───── Exercise material ─────

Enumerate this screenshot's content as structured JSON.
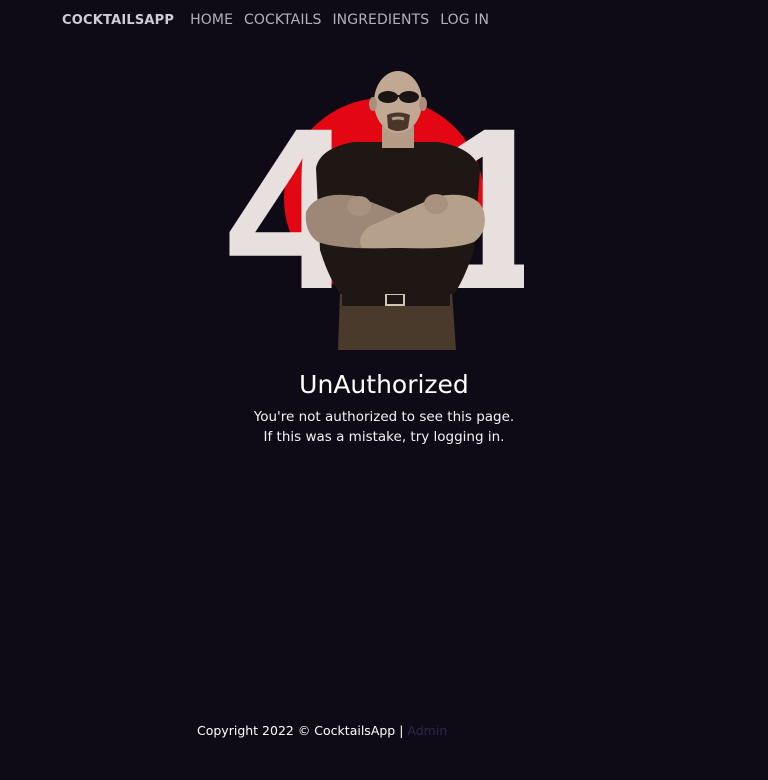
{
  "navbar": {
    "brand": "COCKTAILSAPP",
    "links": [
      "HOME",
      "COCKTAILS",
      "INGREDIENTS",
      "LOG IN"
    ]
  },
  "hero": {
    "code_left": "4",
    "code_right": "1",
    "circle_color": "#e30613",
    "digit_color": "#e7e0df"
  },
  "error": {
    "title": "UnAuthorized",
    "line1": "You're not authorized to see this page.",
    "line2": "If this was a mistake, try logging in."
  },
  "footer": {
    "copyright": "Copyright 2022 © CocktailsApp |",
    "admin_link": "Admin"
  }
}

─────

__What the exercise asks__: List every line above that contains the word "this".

__Solution to the problem__:
Enumerate this screenshot's content as structured JSON.
    "line1": "You're not authorized to see this page.",
    "line2": "If this was a mistake, try logging in."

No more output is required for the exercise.